The gang, known to be operating in Ikorodu at least since 2015, has carried out its activities in Owode-Ajegunle, Olopomeji, Odogunyan, the Idioro area of Ogijo, Itamaga, Radio Area of Erunwen in Ikorodu, Lagos state and the Ogijo area of neighbouring Ogun State. The group’s observed mode of operation has raised the possibility that they are not just thieves, and in some cases may have been motivated by feelings of revenge. Some of their attacks have displayed classic marks of retribution, such as the murder of entire families.
In the week of 17 July, SBM Intelligence sent its field staff into Ikorodu and conducted a survey, randomly sampling 100 people who work, live or run businesses in Ikorodu. There was a general paucity of knowledge about the group, to some residents in the area, the idea of Badoo is a fiction, a convenient media creation. Many respondents told SBM field staff that they were mostly unaware about Badoo until this year. What this suggests is that the group has, possibly intentionally, developed quietly, without any of its members attempting to throw their weight or presence around. The implication of this is the possibility that the gang could grow even bigger, and still remain under the radar in relative terms.
The depth of the knowledge bank of the police concerning the Badoo scourge is unclear. Media reports have also been mostly unhelpful in this regard, with rumours, hunches and uneducated guesses published almost unfiltered. Despite the near breathless news coverage that the gang has attracted in the last four months, the fact that many Ikorodu residents have not heard about them means that there needs to be a targeted media campaign, if for any reason, for the public safety education needs of the local population.
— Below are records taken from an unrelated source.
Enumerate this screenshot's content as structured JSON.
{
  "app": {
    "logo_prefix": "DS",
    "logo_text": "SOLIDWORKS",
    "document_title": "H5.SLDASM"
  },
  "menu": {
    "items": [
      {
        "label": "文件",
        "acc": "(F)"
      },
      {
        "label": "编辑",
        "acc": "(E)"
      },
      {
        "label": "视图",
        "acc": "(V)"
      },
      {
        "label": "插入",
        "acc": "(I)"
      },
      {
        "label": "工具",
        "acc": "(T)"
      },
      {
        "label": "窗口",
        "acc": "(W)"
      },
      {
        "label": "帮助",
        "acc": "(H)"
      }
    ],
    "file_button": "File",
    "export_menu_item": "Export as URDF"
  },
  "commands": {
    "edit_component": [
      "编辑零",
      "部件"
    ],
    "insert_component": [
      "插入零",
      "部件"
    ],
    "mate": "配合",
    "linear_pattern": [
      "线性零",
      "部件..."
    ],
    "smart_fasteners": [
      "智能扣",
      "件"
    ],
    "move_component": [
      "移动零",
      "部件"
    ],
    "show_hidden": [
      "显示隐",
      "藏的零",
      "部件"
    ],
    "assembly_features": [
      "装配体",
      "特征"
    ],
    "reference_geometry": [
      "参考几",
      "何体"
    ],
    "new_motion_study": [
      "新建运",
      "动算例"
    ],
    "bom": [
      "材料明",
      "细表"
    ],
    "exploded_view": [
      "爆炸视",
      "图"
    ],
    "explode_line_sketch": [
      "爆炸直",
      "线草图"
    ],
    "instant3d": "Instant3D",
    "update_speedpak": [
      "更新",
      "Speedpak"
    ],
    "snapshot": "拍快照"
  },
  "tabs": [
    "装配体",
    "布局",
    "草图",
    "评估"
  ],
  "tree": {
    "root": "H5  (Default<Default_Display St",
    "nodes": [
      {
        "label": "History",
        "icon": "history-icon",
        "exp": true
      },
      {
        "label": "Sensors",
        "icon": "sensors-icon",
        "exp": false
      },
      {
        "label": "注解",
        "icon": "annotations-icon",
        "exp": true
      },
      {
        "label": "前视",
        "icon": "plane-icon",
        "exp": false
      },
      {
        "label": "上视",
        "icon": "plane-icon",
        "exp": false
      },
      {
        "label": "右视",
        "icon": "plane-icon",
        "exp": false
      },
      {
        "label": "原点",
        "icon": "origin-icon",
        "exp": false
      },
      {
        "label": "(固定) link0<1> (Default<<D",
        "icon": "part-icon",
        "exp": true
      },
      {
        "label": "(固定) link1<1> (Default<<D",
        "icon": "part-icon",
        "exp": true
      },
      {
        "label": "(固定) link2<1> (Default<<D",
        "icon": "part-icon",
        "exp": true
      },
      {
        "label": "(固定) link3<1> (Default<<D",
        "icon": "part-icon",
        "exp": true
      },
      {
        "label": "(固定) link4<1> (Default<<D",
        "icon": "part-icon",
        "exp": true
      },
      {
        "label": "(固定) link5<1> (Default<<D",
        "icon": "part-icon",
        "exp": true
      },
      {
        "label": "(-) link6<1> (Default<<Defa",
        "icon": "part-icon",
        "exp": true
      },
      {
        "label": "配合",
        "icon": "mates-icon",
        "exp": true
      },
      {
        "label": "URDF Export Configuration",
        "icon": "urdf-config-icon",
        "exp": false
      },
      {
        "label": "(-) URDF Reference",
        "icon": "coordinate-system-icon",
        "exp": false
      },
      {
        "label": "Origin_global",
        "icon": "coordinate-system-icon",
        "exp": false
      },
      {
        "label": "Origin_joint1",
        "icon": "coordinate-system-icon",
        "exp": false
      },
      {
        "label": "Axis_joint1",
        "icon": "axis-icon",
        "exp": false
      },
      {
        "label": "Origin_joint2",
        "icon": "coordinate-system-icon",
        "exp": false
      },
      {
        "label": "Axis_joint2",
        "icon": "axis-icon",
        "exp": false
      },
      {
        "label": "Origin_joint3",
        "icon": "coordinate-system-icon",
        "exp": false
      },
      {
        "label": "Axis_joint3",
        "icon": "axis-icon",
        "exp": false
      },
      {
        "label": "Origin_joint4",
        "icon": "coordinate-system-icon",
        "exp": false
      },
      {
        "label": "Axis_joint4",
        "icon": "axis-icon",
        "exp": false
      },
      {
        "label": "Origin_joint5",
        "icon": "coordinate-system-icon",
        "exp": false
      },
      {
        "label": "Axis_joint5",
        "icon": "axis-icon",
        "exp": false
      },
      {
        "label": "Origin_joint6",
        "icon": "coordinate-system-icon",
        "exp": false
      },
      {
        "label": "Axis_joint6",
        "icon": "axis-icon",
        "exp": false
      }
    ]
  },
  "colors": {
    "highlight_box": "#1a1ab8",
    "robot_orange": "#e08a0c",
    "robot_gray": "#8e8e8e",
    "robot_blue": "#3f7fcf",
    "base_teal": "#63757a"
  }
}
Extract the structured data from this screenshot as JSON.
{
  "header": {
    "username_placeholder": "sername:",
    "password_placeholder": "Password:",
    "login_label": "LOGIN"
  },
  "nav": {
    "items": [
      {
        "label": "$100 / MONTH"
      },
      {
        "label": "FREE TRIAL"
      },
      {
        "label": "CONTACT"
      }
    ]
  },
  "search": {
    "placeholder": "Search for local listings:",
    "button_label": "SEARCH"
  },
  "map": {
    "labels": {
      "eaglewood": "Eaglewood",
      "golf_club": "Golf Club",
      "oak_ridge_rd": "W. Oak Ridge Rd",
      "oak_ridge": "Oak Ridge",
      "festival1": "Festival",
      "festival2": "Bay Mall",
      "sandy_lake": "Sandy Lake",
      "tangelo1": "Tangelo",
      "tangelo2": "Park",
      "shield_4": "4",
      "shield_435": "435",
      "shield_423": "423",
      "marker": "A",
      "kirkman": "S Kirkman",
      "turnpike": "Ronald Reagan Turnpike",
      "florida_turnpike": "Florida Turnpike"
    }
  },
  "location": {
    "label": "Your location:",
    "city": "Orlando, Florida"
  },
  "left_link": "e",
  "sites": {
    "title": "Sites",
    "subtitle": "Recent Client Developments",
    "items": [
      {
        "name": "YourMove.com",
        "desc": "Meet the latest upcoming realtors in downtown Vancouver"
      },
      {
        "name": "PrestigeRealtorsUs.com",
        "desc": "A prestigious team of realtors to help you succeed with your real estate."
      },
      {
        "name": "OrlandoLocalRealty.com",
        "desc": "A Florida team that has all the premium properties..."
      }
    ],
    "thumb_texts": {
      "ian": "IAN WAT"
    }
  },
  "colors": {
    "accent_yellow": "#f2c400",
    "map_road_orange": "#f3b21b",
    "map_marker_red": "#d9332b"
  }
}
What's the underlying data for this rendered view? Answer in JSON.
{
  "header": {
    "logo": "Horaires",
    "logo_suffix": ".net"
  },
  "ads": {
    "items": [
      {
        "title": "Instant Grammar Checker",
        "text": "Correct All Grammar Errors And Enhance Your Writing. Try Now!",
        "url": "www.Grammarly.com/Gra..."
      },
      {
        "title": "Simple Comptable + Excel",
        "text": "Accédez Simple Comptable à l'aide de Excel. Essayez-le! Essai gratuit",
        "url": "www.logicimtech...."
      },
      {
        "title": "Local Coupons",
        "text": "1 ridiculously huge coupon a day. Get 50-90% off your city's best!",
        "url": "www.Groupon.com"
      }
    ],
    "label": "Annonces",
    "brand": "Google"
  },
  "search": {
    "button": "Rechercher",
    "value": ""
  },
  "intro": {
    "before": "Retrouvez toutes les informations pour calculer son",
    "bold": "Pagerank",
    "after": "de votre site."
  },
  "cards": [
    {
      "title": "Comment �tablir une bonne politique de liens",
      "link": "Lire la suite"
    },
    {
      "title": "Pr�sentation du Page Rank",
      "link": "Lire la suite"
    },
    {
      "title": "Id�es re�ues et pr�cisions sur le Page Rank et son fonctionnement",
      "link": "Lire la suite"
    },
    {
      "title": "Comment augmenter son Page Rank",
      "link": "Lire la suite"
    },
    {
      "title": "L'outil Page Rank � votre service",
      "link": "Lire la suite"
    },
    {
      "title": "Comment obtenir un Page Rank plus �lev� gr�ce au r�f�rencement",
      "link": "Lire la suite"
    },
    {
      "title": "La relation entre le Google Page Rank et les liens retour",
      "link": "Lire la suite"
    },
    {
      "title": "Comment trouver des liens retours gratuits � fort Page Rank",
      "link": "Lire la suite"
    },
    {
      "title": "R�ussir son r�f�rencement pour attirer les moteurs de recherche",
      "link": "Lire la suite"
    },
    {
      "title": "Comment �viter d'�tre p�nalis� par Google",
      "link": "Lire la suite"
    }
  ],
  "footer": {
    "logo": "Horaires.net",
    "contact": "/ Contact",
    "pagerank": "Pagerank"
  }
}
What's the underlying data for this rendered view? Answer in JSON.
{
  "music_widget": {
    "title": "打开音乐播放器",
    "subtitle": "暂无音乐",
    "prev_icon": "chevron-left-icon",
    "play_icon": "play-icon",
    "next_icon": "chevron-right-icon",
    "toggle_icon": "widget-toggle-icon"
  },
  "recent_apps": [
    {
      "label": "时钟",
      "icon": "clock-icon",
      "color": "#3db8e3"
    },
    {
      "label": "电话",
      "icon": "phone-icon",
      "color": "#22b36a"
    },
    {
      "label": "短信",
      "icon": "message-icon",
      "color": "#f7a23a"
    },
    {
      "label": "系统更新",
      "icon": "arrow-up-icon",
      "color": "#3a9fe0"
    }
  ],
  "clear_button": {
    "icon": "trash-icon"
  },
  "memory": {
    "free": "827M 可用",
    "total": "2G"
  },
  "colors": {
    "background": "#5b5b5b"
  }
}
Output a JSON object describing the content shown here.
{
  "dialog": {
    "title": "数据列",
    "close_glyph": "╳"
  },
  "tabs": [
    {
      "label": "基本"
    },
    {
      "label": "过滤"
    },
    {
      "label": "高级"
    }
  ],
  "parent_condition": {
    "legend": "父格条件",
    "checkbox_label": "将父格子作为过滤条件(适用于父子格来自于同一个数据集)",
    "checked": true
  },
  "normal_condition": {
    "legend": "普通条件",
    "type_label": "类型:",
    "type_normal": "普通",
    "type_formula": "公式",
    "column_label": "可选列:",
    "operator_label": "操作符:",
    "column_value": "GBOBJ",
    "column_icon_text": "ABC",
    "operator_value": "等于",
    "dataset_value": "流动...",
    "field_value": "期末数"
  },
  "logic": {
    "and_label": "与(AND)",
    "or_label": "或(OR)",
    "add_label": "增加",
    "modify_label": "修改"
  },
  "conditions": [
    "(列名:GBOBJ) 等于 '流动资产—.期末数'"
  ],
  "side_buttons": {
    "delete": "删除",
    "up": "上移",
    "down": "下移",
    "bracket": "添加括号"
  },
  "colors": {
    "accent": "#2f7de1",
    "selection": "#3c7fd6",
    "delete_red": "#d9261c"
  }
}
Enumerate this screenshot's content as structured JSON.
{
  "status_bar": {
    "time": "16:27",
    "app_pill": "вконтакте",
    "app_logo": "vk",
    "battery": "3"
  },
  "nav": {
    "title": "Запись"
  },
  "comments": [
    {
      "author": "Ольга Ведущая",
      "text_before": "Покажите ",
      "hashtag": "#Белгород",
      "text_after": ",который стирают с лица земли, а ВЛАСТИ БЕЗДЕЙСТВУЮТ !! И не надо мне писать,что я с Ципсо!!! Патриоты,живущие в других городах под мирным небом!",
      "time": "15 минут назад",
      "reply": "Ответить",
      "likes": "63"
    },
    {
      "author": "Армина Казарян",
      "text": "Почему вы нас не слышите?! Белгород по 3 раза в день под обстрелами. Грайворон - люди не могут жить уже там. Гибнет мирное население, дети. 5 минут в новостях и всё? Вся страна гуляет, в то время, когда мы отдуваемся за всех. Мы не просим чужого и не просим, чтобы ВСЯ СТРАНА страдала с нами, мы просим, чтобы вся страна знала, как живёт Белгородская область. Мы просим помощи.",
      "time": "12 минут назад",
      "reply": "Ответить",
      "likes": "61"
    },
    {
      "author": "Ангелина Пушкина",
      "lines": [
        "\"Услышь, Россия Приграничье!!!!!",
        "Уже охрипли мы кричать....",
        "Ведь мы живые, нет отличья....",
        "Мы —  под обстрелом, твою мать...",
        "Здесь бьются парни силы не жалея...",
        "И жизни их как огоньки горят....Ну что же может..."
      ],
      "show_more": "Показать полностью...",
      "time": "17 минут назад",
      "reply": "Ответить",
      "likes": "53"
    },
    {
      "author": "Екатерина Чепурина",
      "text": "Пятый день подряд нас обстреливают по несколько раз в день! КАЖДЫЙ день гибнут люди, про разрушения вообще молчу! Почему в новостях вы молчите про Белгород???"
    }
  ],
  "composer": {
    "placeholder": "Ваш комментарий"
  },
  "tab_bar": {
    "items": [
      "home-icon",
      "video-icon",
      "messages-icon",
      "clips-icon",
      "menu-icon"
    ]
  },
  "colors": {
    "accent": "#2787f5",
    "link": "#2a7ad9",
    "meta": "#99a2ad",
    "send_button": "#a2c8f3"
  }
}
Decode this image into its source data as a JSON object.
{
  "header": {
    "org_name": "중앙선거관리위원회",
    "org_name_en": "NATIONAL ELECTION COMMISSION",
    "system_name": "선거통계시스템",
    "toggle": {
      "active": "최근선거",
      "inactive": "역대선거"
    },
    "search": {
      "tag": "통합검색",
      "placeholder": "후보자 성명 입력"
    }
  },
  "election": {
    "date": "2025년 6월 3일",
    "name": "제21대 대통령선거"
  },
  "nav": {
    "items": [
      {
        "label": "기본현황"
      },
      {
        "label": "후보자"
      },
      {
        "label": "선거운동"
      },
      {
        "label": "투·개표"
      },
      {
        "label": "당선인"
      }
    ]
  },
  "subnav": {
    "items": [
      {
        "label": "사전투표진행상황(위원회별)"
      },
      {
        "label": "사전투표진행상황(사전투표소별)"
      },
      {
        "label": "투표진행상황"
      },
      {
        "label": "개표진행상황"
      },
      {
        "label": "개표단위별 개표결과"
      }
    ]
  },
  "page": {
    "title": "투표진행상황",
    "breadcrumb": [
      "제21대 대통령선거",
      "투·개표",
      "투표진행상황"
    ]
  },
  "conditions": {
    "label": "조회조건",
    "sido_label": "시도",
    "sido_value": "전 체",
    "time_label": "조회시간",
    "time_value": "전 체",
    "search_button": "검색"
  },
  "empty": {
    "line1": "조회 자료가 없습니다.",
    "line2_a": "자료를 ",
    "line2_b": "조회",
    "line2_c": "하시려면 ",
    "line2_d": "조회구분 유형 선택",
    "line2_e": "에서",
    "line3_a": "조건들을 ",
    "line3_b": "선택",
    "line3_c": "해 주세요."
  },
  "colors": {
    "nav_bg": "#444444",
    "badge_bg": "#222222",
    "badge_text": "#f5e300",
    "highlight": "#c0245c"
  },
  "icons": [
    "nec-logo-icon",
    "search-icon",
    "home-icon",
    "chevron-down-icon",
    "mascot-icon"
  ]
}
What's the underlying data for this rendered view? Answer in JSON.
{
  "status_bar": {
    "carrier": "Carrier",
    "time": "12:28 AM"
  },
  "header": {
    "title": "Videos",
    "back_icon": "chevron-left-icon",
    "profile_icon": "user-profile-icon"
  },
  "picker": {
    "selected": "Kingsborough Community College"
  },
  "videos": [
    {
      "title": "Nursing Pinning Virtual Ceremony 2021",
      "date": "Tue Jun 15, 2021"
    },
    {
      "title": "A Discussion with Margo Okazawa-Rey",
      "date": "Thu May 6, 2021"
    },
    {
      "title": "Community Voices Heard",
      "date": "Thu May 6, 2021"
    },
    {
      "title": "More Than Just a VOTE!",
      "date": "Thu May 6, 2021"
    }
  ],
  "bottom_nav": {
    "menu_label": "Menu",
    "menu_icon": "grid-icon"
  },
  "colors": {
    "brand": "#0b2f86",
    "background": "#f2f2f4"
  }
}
Broadly speaking, there is a need for more studies to be done on the effects of gangs (cults) on urban life in Nigeria. We believe that more studies will identify the root cause of our persistent urban security challenges, how they form and what effective preventive mechanisms can be designed and implemented to forestall their creation and development.
The Daily SBM Security Tracker reports have recorded elevated levels of violence in different parts of Nigeria, and this is in part driven by membership of these local, often cultist groups.
Many young Nigerians are disillusioned and cynical about politics, and are desperately searching for a better life today, not tomorrow. For such young people, the dividends of democracy have thus far proven to be illusions. Cults, offering a warped sense of identity, purpose and mission are one price we pay for the failure, thus far, of our national experiment.
Cults are created, and grow, largely because of a combination of economic and socio-political factors, and the rising rate of unemployment. Nigeria has ignored the study of these groups for too long, and they now present a real danger to society. We ignore these groups at our peril.
As has been shown in the Niger Delta and in parts of Lagos, as gangs grow in stature, organisation and sophistication, they will often seek political influence. Access to political interests will give them access to patronage networks and reservoirs of cash, with which they can buy even more influence, and recruit more members. If these cults become institutionalised, then they will be unlikely to fade away and become harder to eradicate.
While it is not clear if Badoo will walk down that time-honoured path of evolutionary growth associated with such groups of its kind in Nigeria, the possibility of yet another well-oiled group armed with money, arms and a political goal on the fringe of the country’s economic nerve centre should alarm observers, policy makers, investors and everyday citizens. At that point, it will be more pragmatic for them to become partners.
This is the future unfortunately, if the growing number of cult groups, and their root causes, are not studied, understood, and addressed. Badoo is presenting Nigeria with yet another opportunity to learn how to properly learn and manage a potential insecurity outbreak. It must not be squandered.